• [Supplied records]:
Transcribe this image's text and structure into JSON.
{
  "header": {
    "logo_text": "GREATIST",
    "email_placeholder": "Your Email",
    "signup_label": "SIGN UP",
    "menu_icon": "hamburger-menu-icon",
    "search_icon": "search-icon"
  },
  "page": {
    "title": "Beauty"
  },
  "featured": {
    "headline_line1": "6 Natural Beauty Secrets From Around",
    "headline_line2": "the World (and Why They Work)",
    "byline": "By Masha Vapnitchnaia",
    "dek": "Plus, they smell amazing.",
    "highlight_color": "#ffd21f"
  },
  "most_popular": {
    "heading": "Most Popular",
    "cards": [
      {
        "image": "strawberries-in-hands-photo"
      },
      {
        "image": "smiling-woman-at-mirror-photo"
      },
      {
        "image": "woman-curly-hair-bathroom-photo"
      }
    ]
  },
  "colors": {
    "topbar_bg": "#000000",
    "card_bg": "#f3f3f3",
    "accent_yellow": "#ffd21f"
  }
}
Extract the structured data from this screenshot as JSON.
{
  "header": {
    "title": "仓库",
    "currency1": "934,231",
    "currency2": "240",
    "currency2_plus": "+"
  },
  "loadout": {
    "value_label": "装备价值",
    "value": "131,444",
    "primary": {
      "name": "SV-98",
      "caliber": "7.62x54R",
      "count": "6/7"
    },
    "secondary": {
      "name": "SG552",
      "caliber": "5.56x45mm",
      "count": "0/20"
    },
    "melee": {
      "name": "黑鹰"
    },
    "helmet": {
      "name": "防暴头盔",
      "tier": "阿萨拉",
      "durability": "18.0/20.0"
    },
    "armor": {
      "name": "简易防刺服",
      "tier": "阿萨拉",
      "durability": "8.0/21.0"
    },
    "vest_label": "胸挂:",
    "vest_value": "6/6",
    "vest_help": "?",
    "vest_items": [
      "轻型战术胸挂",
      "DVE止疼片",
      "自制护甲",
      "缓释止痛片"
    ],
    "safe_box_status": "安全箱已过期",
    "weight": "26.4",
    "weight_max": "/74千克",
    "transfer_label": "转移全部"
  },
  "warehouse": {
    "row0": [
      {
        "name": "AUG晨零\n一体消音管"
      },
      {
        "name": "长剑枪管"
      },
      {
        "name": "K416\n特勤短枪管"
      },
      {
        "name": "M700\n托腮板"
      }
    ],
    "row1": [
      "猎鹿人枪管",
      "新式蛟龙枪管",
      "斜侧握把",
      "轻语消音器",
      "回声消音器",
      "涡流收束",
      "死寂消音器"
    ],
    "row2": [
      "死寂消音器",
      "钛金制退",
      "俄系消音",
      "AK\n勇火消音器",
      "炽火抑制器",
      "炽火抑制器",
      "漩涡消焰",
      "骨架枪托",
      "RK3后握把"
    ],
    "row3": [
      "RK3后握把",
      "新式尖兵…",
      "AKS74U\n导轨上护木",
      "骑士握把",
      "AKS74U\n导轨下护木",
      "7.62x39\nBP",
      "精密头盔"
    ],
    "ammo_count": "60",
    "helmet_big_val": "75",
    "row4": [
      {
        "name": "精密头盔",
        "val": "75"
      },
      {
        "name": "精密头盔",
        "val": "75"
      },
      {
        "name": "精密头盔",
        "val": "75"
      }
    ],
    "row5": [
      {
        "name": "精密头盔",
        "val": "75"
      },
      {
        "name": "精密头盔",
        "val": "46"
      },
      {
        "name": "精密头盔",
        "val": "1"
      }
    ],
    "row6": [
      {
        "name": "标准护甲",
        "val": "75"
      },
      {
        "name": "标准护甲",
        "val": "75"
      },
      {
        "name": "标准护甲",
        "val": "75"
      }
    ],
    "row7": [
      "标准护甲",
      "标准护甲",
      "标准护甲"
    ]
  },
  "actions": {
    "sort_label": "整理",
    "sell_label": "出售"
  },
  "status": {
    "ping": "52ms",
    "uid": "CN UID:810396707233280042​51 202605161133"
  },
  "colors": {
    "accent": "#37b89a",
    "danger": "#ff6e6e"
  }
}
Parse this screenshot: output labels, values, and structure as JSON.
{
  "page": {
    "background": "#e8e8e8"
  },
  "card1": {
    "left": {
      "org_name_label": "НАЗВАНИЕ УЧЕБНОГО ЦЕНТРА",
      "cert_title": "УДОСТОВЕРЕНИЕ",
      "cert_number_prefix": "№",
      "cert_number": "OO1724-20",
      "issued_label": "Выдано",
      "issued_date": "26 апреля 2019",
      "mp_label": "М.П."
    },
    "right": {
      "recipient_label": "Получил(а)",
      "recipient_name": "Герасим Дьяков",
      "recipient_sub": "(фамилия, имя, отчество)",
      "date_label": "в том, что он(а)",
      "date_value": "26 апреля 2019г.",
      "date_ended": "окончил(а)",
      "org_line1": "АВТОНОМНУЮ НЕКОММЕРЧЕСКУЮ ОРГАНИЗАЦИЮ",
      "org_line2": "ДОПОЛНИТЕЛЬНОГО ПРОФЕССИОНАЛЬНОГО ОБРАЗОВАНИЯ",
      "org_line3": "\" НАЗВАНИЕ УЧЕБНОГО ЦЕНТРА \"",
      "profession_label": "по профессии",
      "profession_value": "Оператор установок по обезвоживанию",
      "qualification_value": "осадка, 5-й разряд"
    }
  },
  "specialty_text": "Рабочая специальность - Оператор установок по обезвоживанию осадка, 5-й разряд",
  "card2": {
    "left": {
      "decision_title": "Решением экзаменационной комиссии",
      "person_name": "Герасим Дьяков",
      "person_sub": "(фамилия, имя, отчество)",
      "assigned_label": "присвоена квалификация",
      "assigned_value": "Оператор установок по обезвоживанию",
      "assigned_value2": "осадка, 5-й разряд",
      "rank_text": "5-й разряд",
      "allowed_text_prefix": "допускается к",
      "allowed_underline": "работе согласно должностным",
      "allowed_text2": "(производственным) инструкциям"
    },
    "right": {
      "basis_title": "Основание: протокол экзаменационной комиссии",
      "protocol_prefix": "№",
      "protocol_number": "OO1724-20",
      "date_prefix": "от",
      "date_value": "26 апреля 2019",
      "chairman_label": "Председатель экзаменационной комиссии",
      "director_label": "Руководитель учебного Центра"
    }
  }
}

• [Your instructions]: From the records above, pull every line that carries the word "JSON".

• [Written response]:
Transcribe this image's text and structure into JSON.
Extract the structured data from this screenshot as JSON.
Parse this screenshot: output labels, values, and structure as JSON.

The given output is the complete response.